→ Work required
Select every line below containing the word "Community".

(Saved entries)
= Beginning of Section =
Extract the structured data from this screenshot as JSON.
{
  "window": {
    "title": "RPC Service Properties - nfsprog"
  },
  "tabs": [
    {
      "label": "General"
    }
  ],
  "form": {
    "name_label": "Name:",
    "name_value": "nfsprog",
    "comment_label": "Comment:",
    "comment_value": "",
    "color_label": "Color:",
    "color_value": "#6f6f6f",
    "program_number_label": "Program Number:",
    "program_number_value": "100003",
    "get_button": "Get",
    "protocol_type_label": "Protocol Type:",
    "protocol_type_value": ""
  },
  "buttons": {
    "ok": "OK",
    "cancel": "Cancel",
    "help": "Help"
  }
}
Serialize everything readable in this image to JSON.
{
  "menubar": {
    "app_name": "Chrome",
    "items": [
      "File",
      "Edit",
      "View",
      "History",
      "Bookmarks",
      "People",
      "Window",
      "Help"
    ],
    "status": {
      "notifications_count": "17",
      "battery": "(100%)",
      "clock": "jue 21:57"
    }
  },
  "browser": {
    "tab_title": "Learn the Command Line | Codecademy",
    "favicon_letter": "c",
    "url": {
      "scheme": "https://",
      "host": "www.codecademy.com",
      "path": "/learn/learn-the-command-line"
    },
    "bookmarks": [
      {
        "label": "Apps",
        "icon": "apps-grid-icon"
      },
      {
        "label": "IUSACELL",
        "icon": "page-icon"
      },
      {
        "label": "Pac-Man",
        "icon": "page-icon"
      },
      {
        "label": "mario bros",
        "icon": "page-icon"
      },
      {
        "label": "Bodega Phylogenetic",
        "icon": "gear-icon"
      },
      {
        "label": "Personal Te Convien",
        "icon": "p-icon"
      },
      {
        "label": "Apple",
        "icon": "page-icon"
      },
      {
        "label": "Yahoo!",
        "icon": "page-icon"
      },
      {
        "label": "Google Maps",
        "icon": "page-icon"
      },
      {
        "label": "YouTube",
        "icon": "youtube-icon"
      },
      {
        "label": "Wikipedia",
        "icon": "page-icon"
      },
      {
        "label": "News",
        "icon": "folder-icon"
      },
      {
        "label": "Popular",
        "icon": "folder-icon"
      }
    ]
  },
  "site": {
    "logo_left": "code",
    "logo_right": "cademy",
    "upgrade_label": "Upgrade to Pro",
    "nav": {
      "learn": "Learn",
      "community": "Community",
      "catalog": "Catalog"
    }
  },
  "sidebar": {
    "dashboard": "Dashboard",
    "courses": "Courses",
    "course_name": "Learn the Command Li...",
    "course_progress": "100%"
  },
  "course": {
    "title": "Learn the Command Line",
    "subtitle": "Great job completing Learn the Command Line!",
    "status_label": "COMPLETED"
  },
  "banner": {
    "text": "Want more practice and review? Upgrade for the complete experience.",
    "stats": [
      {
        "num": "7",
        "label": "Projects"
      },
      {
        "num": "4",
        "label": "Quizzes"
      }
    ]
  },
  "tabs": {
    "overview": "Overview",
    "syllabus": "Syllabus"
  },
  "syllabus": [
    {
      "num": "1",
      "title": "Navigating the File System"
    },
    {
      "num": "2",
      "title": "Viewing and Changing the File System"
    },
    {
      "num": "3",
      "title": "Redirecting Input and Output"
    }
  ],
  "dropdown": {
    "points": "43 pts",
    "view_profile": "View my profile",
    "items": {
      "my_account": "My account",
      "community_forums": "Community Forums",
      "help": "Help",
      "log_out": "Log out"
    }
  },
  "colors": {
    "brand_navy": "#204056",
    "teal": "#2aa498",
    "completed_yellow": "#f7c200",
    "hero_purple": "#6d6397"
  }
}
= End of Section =
→ Result
      "community": "Community",
      "community_forums": "Community Forums",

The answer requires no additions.